# Work order
Below are records; count how many of their lines contain the string "checked", and give only that number.

Source records
━━━━━━━━━━━━━━━━━━━━

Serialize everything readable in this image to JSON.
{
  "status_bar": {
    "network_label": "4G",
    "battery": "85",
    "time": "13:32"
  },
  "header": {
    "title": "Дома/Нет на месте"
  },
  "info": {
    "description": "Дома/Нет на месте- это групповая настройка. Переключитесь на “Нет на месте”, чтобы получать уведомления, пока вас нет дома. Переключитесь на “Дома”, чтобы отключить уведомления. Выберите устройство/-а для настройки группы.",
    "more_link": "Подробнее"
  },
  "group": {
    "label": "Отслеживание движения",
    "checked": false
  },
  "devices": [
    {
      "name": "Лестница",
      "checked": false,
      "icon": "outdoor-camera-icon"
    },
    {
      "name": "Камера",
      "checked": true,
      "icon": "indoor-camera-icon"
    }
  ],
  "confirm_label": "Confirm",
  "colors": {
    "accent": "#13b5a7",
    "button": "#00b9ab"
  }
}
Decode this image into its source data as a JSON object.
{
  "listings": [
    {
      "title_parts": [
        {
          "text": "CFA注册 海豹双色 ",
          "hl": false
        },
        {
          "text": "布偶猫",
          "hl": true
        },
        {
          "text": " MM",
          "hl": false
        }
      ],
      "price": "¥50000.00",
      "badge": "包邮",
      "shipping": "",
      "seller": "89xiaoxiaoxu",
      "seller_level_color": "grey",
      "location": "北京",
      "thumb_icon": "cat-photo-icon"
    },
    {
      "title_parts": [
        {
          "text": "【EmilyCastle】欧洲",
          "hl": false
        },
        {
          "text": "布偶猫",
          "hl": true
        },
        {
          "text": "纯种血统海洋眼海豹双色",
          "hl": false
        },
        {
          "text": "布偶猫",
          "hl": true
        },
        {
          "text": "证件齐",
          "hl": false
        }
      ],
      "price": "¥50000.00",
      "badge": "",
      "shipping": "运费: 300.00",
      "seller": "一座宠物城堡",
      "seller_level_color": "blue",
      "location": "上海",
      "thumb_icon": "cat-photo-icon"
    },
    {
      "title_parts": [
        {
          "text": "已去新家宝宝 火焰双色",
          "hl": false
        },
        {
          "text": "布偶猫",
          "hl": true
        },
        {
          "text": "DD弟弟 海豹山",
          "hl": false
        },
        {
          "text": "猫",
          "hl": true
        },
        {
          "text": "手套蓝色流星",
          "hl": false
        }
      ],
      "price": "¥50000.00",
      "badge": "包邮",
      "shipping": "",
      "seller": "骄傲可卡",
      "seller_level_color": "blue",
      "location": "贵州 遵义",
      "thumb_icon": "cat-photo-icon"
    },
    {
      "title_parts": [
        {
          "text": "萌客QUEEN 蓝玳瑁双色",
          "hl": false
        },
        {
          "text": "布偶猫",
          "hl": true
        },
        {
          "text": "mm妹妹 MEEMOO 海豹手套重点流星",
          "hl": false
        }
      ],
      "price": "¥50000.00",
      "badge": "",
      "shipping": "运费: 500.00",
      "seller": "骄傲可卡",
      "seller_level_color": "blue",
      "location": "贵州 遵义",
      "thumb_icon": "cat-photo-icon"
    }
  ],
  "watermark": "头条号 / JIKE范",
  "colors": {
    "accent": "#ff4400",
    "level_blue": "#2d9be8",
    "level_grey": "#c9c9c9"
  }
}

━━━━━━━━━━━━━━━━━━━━

# Solution for this exercise
3